© The Financial Times Ltd 2016
FT and 'Financial Times' are trademarks of The Financial Times Ltd.
The Financial Times and its journalism are subject to a self-regulation regime under the FT Editorial Code of Practice.
January 27, 2007 6:12 pm
Google is planning to share advertising revenues on its YouTube video sharing site with the individuals who submit the films.
Chad Hurley, the co-founder of YouTube who sold the site to Google for $1.65bn last year, told the World Economic Forum in Davos it would introduce the system within months.
Other video-sharing sites such as Revver and 3’s mobile phone service in the UK already make payments to users who post videos popular enough to generate advertising revenue. However, none can match the scale of YouTube’s audience or its online video library, indicating that it could generate far more money for users than other sites have done.
Mr Hurley said YouTube had resisted this business model before because “we didn’t feel it was a great way to build a community. We wanted to keep it pure.”

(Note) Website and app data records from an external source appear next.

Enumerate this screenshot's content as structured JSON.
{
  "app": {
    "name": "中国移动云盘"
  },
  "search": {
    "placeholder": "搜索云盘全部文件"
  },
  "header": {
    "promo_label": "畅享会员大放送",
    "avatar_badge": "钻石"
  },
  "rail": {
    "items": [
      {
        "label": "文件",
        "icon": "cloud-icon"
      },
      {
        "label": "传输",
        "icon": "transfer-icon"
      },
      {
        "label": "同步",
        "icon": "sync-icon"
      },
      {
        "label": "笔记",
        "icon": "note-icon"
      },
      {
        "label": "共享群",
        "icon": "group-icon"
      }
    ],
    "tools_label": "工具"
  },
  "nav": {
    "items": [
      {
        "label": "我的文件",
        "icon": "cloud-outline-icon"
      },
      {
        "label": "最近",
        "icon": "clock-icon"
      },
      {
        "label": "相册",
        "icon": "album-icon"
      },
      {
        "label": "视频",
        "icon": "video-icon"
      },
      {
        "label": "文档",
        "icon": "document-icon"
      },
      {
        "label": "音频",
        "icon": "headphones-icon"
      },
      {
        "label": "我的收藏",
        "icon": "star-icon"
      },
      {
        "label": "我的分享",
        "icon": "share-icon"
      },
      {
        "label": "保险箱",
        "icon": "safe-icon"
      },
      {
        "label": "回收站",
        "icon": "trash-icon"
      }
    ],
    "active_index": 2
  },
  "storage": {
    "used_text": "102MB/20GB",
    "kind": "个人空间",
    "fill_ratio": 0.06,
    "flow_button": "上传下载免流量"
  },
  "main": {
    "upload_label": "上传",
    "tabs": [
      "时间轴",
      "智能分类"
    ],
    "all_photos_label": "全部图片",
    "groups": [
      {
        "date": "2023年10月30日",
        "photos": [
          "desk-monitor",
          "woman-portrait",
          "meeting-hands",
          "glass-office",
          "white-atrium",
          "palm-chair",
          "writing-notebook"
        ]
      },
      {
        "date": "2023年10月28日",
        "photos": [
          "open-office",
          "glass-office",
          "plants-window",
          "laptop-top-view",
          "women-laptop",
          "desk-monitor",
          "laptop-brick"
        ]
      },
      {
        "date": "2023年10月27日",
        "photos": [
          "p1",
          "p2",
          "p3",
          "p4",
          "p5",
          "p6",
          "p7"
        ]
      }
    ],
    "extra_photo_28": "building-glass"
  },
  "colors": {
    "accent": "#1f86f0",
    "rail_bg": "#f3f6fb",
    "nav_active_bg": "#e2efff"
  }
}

People were principally motivated to share content online “to get a reaction,” he added. Since being taken over by Google, however, “we are getting an audience large enough where we have an opportunity to support creativity, to foster creativity through sharing revenue with our users," he said. "So in the coming months we are going to be opening that up."
Speaking on the fringes of the meeting, Mr Hurley told the Financial Times YouTube had not yet decided how large payments to users would be, but highlighted Google’s rapidly growing advertising revenues. “Google has a large pool,” he said. YouTube has received subpoenas from several media groups, concerned that its audience has loaded illegal copies of their content on the site.
Mr Hurley said it was working on technology that would identify copyrighted video content, and implementing “audio-fingerprinting” to ensure music companies are paid for use of their songs in YouTube clips.
In the same forum, Microsoft founder Bill Gates hinted that valuations for some of the new generation of internet companies may be irrational. The dotcom boom and bust had not stemmed the growth in personal computers or broadband connections, he said, “but there’s this other manic depressive on the side who’s valuing [companies]. In 2001 he wasn’t taking his medicine at all. Maybe he’s a little bit hallucinating now.”
Copyright The Financial Times Limited 2016. You may share using our article tools.
Please don't cut articles from FT.com and redistribute by email or post to the web.
Sign up for email briefings to stay up to date on topics you are interested in